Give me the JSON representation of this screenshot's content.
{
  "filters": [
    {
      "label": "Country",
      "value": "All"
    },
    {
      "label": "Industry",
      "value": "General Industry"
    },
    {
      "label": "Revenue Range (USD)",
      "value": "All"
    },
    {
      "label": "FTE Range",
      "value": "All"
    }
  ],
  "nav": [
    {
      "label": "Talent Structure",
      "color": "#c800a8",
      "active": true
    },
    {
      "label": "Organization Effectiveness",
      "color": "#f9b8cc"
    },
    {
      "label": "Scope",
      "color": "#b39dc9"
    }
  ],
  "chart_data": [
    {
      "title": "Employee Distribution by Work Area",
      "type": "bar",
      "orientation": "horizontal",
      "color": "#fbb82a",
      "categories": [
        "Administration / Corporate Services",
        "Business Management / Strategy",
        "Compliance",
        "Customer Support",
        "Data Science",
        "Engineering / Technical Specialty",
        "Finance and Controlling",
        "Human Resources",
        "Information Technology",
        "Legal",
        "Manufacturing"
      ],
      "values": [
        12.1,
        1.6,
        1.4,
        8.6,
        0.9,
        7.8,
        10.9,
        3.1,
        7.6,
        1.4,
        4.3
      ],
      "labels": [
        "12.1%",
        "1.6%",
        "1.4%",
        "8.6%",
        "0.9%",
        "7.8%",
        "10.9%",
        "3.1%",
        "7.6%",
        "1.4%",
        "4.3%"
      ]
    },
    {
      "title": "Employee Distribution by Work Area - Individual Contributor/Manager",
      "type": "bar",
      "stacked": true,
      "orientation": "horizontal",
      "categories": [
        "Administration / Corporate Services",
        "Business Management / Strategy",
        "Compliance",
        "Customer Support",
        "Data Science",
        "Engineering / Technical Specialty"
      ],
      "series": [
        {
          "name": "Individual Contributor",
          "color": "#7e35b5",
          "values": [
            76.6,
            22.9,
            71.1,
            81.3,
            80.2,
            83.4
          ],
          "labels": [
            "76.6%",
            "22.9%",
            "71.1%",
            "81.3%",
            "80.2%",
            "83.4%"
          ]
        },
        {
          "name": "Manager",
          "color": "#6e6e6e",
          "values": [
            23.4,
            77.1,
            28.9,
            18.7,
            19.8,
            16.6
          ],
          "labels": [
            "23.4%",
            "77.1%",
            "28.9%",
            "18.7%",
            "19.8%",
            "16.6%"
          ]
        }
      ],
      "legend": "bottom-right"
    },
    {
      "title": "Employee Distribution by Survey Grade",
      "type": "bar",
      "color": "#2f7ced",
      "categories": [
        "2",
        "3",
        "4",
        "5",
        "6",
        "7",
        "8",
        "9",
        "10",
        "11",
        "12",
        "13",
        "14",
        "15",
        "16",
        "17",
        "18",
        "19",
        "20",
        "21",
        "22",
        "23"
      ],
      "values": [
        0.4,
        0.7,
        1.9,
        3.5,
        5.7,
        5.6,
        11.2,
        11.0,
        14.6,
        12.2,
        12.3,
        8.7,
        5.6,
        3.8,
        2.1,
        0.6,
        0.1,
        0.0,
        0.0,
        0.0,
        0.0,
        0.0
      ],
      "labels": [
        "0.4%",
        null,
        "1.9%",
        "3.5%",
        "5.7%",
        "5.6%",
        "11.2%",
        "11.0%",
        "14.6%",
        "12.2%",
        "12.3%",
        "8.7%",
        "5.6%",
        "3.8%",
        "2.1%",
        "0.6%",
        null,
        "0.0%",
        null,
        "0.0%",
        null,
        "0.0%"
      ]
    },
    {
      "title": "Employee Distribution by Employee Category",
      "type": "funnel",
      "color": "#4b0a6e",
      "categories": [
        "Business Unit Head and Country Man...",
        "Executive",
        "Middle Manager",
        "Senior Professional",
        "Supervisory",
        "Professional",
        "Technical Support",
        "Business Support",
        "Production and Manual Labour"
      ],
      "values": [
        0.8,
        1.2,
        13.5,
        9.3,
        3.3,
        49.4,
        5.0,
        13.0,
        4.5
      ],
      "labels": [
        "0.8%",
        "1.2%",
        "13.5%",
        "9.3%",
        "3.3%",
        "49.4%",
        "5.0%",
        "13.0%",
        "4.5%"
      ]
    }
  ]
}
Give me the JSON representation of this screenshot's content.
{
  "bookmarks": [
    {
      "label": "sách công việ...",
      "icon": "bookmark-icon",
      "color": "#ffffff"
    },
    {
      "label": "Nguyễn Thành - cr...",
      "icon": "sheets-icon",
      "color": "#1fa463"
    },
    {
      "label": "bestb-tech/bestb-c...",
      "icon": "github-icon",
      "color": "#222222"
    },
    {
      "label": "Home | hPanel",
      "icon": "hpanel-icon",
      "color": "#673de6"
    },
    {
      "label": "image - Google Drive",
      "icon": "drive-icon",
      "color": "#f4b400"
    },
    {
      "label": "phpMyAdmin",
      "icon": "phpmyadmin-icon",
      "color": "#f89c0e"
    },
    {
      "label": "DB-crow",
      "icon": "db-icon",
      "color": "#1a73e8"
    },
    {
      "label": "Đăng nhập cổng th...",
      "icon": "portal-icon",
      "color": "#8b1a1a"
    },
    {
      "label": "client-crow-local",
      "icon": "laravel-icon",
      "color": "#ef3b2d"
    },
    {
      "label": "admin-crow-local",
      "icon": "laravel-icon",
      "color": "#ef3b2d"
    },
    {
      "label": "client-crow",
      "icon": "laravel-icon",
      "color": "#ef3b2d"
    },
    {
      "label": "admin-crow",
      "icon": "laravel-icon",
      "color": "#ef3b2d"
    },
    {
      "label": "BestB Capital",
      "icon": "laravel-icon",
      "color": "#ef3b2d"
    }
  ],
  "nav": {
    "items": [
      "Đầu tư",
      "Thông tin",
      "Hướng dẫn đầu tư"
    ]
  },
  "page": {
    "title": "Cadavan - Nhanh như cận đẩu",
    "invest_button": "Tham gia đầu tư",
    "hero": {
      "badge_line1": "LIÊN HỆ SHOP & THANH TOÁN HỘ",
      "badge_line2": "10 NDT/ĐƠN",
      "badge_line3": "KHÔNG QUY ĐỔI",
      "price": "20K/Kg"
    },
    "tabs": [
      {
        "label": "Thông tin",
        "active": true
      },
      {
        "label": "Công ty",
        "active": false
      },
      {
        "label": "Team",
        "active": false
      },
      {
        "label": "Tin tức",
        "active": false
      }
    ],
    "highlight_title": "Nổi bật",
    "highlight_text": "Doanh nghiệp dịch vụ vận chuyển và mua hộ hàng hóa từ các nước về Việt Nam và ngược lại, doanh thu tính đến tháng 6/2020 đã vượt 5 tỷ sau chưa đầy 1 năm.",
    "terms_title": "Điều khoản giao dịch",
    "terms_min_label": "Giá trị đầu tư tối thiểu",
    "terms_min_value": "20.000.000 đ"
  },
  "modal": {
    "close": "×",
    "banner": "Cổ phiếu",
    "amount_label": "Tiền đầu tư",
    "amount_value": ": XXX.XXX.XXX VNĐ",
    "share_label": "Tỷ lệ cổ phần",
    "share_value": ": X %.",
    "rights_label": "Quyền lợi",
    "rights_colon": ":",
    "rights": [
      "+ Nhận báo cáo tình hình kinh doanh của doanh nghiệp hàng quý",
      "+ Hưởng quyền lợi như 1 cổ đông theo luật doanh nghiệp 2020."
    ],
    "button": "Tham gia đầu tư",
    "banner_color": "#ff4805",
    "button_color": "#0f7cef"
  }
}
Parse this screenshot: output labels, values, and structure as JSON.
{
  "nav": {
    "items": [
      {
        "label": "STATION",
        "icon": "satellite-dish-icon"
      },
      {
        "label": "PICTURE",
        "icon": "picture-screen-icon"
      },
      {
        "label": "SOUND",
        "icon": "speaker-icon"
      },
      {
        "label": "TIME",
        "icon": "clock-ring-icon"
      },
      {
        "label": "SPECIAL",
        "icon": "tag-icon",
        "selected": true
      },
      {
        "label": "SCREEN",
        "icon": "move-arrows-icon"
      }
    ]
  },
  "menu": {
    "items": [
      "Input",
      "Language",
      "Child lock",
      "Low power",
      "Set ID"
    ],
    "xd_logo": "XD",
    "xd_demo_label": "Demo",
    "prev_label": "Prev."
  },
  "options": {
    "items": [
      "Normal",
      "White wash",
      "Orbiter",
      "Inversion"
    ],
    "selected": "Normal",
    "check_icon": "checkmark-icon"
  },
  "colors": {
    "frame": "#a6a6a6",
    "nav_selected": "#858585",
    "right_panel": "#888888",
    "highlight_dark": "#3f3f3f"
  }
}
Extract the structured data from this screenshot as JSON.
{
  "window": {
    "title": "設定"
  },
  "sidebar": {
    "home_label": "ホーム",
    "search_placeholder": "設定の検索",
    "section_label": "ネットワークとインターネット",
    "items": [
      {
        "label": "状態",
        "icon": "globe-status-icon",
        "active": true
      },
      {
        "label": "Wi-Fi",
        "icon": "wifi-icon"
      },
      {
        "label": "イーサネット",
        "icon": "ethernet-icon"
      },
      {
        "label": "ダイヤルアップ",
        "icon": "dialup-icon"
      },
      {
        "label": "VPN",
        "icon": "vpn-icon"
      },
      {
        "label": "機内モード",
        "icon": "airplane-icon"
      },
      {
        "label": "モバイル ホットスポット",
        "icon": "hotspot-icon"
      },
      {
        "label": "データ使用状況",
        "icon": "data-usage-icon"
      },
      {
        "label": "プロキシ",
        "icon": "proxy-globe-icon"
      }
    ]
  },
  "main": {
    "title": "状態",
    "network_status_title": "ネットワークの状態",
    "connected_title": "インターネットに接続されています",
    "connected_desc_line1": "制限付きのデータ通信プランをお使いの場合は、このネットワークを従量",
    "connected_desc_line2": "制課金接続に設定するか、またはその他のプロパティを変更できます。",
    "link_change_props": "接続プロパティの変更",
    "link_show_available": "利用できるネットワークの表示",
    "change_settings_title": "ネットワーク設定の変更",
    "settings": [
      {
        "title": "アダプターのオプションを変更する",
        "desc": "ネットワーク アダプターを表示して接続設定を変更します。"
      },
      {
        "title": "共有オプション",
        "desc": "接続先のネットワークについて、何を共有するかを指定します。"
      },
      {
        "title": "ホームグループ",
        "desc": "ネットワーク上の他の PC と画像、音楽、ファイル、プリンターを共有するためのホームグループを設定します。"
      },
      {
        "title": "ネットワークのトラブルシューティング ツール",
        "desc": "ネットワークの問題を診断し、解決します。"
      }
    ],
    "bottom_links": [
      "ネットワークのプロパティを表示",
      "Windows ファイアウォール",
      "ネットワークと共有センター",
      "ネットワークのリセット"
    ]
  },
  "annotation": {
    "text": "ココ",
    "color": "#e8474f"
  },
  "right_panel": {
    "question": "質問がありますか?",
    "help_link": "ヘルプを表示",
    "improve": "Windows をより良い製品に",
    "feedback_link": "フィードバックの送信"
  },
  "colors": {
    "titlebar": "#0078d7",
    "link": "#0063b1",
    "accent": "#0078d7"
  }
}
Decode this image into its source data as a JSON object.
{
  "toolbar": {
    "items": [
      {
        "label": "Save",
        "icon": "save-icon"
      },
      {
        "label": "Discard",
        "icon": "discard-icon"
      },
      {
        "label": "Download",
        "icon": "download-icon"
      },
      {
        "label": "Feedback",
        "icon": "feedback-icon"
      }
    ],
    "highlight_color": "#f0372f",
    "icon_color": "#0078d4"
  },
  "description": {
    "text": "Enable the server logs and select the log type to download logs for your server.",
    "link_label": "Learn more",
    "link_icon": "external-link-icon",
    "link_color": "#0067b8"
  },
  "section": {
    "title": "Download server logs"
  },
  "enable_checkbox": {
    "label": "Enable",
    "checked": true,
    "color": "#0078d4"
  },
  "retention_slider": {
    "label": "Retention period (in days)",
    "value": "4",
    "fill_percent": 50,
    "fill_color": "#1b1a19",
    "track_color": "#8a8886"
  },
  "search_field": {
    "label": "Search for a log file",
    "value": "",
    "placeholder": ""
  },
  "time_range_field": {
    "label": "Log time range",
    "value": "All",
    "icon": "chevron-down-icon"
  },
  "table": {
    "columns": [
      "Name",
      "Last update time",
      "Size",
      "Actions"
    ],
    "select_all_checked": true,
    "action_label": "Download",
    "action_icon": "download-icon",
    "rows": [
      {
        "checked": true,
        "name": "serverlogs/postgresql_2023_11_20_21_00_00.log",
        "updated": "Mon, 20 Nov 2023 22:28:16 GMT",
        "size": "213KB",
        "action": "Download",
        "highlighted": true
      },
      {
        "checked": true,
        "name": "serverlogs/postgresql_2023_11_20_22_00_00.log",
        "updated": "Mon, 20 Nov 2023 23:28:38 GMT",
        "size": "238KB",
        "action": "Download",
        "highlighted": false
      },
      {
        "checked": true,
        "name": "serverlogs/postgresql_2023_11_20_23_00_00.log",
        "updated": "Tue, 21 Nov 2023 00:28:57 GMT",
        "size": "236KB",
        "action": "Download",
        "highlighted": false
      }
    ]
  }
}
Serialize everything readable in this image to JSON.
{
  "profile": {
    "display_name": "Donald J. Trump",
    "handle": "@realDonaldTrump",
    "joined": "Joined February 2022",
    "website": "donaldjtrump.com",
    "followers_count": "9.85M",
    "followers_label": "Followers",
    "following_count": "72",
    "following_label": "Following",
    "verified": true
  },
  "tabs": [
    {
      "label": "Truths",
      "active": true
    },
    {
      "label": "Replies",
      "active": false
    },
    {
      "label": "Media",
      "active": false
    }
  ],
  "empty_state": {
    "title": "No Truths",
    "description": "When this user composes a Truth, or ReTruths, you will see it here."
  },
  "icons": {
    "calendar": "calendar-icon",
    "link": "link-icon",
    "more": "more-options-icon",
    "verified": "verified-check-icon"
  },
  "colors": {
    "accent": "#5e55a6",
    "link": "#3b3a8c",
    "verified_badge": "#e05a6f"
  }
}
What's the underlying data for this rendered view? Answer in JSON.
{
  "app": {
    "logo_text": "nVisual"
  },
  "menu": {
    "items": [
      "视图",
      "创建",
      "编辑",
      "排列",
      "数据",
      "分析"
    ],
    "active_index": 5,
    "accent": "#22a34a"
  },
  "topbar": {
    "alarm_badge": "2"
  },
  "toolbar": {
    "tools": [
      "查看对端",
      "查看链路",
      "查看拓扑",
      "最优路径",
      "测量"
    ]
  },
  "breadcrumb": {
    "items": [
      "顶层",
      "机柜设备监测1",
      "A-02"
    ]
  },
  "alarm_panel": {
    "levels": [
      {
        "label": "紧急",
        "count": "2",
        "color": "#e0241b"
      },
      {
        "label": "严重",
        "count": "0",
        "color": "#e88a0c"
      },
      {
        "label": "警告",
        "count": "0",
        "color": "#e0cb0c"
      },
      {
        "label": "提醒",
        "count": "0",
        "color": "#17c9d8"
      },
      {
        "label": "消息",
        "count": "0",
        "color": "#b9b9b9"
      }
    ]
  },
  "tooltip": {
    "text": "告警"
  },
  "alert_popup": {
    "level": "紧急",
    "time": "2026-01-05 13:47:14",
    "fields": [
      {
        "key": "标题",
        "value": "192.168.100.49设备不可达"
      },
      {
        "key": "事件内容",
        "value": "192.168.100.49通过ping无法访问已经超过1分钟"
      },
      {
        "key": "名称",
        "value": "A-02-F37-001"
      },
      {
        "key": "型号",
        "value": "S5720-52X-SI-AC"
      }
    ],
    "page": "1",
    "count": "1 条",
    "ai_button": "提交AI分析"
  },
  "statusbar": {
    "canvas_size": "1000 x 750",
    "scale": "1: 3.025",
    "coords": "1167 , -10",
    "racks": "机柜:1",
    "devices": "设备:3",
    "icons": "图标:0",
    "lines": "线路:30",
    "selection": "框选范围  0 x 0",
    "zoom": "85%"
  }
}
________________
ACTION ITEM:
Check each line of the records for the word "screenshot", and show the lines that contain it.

REPLY TO THE TASK:
Give me the JSON representation of this screenshot's content.
Give me the JSON representation of this screenshot's content.
Parse this screenshot: output labels, values, and structure as JSON.
Extract the structured data from this screenshot as JSON.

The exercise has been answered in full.